Ask Mr. Wizard

How fast can an all-grain batch be ready to drink


D.C. Barber • Sacramento, California asks,

What is the fastest time an all-grain homebrewer such as myself who bottle conditions his beer can brew, ferment, and have drinkable beer? I have been asked this question quite often by novices and I usually tell them 2.5 to three weeks. I then state that in order to do this a brewer must have a very active yeast slurry and a refrigerator.

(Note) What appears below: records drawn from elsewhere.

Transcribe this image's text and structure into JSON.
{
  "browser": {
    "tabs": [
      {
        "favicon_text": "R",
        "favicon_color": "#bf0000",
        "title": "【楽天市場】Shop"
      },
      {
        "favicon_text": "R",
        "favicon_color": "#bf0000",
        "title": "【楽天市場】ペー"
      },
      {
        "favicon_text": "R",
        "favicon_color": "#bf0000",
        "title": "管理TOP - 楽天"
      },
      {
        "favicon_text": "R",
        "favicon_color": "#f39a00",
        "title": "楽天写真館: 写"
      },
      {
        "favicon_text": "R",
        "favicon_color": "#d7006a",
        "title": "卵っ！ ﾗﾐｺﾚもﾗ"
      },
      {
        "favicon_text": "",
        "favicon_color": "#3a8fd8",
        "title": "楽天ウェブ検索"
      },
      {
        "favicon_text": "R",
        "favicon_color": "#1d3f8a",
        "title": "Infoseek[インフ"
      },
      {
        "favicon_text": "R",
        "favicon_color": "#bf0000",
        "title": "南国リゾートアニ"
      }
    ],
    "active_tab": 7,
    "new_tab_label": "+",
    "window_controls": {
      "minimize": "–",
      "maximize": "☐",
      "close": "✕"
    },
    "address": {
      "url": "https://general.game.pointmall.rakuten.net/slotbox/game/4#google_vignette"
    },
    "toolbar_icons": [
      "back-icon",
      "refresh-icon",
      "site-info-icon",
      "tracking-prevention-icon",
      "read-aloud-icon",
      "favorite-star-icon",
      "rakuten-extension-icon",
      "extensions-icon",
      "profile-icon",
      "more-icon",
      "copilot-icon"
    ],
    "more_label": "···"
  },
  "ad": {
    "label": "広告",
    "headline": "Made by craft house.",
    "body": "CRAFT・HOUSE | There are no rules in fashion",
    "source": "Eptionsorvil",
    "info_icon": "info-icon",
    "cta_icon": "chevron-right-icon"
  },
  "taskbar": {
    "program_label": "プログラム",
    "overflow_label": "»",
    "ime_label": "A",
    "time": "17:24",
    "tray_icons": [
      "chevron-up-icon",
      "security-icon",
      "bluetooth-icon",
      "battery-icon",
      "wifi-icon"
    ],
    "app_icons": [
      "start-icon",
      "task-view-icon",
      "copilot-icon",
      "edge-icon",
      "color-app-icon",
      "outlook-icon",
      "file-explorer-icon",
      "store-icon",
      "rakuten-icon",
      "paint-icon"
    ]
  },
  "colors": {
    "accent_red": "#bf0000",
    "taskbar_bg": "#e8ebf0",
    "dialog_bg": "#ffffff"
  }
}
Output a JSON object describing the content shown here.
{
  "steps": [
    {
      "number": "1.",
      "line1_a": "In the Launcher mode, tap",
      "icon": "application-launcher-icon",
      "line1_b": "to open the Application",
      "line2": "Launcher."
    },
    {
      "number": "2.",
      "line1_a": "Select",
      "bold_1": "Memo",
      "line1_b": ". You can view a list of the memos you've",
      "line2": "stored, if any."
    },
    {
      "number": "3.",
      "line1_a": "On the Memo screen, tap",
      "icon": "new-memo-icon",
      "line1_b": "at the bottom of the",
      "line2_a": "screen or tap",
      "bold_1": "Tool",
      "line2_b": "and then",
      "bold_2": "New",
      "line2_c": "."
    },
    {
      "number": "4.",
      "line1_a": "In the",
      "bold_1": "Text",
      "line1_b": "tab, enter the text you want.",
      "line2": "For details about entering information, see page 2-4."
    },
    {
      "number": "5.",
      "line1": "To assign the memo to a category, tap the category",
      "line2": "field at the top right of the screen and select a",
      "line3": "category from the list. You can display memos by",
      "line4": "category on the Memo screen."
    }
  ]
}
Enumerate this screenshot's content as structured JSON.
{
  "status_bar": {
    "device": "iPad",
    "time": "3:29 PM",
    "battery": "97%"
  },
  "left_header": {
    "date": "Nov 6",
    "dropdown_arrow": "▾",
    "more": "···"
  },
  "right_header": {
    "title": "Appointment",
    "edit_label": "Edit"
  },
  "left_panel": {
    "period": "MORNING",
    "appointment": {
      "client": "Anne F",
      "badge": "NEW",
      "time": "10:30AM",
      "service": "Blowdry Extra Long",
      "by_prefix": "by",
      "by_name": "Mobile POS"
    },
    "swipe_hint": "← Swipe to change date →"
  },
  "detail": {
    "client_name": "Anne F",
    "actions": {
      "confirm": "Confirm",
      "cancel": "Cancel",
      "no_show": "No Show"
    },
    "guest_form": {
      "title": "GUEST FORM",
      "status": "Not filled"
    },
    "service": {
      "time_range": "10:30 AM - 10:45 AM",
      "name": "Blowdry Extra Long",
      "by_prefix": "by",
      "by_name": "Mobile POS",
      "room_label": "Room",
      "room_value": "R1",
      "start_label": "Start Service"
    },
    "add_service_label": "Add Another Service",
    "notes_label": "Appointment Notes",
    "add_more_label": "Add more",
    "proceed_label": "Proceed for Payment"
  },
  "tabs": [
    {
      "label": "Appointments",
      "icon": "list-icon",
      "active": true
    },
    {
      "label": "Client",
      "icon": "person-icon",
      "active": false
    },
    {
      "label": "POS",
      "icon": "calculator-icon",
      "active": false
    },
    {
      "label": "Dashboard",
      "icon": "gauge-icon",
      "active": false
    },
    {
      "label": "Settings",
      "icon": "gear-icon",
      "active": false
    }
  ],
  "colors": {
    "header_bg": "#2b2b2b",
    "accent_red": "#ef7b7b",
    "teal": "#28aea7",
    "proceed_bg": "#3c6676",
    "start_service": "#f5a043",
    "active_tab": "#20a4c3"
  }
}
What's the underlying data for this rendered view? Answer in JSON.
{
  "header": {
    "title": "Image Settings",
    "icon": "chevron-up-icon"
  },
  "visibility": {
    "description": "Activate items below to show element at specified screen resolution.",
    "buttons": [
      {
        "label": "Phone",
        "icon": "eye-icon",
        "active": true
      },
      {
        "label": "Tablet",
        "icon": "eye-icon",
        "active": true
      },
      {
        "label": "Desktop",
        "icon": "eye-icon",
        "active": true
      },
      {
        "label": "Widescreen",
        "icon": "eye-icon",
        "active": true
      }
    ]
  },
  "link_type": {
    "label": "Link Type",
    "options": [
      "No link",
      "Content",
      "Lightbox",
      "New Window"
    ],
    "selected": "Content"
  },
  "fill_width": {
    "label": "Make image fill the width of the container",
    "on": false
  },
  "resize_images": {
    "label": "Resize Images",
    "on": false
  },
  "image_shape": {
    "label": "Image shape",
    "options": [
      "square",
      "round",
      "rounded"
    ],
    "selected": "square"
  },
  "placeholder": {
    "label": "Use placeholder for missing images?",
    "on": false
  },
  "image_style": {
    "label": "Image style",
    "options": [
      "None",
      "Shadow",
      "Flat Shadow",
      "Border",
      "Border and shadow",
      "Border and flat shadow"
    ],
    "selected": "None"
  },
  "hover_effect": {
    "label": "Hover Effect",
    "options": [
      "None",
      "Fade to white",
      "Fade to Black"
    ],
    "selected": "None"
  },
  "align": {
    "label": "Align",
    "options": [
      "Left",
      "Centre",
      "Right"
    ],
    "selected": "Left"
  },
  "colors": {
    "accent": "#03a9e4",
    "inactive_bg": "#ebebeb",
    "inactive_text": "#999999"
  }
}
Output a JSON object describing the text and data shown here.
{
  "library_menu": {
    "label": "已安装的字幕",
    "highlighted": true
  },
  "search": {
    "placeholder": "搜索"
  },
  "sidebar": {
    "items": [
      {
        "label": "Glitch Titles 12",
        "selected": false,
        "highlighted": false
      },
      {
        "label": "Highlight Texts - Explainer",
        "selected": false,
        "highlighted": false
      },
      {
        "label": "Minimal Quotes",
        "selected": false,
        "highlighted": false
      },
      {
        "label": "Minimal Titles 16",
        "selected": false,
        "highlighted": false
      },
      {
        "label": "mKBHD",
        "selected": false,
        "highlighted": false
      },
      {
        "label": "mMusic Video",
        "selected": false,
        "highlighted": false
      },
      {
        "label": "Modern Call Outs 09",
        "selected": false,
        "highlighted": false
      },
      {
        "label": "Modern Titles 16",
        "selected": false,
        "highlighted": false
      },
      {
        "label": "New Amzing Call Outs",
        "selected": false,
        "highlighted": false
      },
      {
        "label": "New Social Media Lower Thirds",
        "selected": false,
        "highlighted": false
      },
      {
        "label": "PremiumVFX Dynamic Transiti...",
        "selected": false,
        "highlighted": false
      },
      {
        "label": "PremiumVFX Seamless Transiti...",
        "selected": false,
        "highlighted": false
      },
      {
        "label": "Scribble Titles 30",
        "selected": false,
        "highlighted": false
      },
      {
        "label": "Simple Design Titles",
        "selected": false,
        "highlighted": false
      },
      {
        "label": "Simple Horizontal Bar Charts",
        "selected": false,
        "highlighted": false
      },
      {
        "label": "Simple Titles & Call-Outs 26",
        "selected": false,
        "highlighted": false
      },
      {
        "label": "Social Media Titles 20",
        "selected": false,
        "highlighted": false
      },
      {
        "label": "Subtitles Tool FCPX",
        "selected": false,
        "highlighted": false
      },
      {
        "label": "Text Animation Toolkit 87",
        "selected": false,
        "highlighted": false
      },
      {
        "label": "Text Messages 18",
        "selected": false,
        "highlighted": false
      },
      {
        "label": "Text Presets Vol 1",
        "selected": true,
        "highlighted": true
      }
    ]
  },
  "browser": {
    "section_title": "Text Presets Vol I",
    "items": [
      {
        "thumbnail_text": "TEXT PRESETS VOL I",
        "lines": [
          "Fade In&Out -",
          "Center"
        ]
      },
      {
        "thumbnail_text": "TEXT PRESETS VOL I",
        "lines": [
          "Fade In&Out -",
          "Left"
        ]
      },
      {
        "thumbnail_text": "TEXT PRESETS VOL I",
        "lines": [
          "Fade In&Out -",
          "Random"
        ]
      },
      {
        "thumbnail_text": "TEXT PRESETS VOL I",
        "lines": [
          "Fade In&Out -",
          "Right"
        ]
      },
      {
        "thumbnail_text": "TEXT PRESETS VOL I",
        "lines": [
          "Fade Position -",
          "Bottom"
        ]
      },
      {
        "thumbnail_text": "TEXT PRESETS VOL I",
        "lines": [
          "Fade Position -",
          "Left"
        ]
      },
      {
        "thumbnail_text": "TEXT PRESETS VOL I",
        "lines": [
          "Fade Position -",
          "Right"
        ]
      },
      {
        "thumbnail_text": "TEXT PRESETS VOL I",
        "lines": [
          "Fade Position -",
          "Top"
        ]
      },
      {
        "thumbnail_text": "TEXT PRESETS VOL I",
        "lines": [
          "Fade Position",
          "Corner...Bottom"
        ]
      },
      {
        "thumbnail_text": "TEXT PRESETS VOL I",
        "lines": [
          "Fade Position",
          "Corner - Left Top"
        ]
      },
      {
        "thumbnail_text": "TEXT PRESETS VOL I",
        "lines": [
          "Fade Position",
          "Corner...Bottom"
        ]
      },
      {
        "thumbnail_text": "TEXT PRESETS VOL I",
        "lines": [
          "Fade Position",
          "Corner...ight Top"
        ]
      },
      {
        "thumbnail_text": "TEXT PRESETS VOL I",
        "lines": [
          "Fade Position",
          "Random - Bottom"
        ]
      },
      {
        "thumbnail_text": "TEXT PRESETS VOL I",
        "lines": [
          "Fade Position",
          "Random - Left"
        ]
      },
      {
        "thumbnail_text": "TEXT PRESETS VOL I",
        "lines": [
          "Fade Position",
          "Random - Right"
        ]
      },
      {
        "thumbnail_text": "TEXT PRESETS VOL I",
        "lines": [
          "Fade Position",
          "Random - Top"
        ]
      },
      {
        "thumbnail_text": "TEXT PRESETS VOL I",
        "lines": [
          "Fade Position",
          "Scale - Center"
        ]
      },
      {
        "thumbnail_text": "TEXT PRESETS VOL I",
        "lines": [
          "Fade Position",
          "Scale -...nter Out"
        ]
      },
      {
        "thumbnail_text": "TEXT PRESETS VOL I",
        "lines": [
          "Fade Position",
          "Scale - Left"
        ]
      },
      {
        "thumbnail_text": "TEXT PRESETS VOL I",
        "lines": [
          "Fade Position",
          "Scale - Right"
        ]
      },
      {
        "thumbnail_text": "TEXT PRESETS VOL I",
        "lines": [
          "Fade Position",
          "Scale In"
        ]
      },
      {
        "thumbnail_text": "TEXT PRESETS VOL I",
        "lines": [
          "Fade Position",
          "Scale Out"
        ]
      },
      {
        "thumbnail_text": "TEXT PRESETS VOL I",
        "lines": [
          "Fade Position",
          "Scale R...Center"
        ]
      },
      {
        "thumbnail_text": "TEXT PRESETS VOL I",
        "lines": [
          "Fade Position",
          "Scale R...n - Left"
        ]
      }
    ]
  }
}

So you wanna know just how fast you can be sippin’ your suds after brewing and you’re afraid that your friends will be afraid of your beer if you tell them that it is 10 days old vs. 45! If the novices to whom you give advice are fellow brewers, I would tell them that a bottle-conditioned ale can be ready to drink in as little as two weeks but the beer may be very yeasty and have green flavors that will change over time. Most brewers, including myself, feel that a rushed brew is one that is just waiting to cause problems. When I speak to non-brewers who ask such questions I tend to leave out the many short-cuts that are sometimes used in brewing and tell them the story that includes longer fermentation and aging times. An explanation that leaves people with the idea that beer can be brewed and ready to drink in a few days takes away much of the romance and craft appeal to specialty beers. On the other hand, push can turn to shove and very drinkable beers can be made in short periods if you have the right tools. For instance kegs help decrease turnaround times in the brewery. At a Saturday mud football game a fellow brewer brought a keg of porter to offer to the participants. We all were impressed with the rich, chocolatey flavors and clean yeast character in the beer and not one of us noticed anything off with the beer. When asked when the beer was brewed, our friend replied “last Monday!” Three days of fermentation, one day to settle the yeast at a very cold temperature, and one day carbonating in the keg was all the time available to make the big game. There are some very well-known microbreweries in this country that have pushed their beers to keep up with the fast growth rate in the specialty-beer market. Some have pulled the feat off without a hitch and others have produced products of variable quality under the pressure of time. Homebrewers would be best advised to take this sound advice: “Serve no beer before its time.”

Response by Ashton Lewis.